### ACTIVITY:
Sort through the entries below and pull out lines containing the word "this".

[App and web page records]
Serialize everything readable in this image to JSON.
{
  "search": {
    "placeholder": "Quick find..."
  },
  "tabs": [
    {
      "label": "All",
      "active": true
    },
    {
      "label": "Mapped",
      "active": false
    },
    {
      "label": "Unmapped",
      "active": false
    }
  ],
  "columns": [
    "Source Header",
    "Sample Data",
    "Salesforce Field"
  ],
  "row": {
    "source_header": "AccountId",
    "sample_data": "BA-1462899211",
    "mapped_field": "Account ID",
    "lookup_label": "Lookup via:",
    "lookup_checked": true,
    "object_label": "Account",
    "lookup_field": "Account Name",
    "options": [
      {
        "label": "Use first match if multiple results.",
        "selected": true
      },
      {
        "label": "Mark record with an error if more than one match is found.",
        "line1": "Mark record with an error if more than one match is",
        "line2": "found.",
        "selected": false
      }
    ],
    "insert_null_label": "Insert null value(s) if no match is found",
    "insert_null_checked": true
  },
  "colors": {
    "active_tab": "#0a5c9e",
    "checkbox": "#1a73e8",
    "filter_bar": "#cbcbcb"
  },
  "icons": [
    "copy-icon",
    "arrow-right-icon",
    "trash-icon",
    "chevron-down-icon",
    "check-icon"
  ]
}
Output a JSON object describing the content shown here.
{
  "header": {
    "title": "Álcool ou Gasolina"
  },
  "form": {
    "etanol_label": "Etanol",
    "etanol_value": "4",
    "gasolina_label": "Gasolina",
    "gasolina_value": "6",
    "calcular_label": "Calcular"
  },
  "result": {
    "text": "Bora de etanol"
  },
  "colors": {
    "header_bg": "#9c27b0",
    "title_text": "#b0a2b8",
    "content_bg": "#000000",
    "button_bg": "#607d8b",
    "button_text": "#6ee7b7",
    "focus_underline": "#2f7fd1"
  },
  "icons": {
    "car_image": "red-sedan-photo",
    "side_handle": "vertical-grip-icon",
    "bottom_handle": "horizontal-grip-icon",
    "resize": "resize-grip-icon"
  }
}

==

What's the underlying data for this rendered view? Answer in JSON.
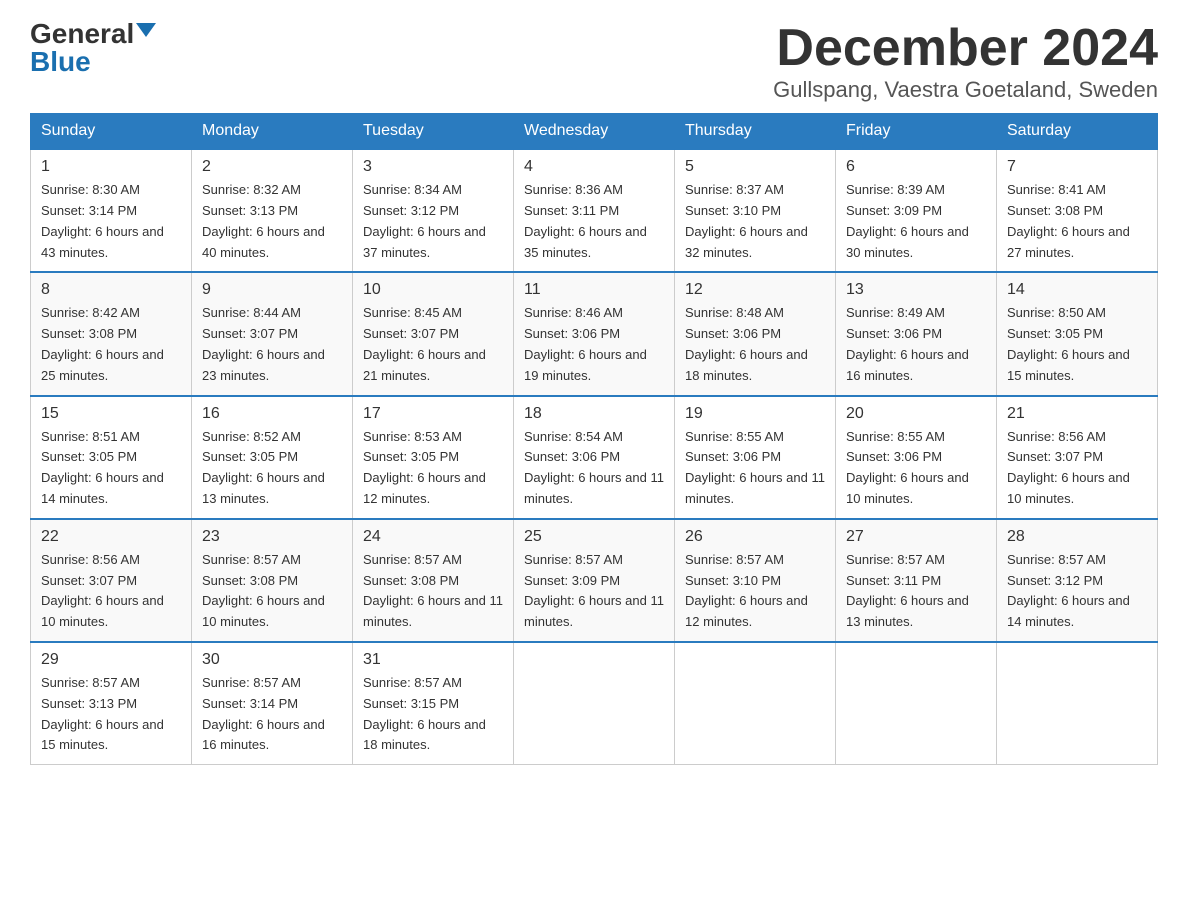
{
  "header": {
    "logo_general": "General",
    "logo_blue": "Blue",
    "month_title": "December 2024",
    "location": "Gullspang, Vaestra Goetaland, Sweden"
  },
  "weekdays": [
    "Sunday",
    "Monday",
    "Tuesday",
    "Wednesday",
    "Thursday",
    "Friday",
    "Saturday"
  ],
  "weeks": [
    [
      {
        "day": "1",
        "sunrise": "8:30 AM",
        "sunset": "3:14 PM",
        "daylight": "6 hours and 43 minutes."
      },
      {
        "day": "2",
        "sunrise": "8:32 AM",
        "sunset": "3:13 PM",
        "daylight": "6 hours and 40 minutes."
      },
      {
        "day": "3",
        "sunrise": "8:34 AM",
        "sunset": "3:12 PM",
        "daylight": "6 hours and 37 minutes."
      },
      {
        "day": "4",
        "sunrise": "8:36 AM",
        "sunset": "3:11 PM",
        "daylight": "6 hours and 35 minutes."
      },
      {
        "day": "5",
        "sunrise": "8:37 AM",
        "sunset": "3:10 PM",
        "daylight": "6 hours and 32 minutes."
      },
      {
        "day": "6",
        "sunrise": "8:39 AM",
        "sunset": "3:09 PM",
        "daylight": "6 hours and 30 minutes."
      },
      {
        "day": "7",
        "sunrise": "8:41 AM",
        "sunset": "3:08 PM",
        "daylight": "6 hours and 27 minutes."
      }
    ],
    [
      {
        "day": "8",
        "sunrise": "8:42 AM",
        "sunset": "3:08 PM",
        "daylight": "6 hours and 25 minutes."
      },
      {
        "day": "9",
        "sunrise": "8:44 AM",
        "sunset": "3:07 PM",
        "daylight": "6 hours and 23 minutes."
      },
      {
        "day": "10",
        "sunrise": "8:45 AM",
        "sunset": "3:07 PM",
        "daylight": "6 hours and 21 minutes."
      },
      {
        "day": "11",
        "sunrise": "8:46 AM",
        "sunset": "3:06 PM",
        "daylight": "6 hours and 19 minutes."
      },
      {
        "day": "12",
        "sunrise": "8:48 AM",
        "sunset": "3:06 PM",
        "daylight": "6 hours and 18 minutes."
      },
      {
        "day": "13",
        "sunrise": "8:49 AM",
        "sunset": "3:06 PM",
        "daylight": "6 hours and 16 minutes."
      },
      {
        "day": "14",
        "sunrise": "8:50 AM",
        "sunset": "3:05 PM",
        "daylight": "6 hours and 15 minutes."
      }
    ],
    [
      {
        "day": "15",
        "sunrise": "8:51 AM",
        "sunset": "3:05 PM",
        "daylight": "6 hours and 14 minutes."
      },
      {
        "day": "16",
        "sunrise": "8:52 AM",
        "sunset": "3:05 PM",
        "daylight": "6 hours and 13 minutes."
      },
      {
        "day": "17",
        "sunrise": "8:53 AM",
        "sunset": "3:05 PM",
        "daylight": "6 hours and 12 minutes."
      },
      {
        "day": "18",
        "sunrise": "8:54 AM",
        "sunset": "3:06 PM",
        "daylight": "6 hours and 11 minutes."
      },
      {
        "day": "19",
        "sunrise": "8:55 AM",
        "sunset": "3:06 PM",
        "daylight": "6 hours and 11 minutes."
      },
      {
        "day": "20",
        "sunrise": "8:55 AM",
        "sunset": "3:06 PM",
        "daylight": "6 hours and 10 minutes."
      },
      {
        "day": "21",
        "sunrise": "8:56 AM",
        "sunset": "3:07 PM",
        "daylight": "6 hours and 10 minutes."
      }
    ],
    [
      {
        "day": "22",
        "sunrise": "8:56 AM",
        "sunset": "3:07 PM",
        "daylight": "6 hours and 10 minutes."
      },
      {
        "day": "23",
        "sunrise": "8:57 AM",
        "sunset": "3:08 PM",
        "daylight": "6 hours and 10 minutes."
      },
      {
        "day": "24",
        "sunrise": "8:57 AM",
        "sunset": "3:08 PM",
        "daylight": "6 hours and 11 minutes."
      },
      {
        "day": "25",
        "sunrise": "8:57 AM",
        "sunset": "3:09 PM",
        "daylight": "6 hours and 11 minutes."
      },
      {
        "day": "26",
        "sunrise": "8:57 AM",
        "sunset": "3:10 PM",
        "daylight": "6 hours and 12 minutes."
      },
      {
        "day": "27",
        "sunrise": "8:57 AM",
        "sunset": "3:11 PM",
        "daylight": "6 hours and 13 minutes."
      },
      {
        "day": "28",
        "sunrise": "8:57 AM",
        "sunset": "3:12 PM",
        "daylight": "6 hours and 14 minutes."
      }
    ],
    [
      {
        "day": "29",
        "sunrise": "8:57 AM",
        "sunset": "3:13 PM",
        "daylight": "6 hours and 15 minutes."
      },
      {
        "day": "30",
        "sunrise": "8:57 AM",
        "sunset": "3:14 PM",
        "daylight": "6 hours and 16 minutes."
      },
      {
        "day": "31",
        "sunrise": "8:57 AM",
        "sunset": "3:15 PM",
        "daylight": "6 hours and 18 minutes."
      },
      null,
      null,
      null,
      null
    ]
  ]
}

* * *

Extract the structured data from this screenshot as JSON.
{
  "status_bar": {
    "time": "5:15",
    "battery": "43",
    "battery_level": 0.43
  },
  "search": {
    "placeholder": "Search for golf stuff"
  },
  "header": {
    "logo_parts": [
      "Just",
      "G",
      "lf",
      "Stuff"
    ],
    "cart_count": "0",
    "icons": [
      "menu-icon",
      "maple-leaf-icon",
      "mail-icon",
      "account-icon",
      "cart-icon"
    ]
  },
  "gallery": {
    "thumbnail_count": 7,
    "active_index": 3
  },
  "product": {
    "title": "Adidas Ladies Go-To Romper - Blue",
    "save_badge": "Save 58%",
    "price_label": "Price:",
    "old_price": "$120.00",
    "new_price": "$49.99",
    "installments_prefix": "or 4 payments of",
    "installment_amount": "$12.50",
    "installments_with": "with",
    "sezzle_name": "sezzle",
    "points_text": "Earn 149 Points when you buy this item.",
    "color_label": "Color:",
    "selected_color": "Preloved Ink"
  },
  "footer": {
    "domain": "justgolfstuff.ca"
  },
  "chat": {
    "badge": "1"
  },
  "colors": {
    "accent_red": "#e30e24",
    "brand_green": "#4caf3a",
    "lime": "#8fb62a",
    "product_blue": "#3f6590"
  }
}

### EXPECTED OUTPUT:
Serialize everything readable in this image to JSON.
What's the underlying data for this rendered view? Answer in JSON.
Extract the structured data from this screenshot as JSON.
    "points_text": "Earn 149 Points when you buy this item.",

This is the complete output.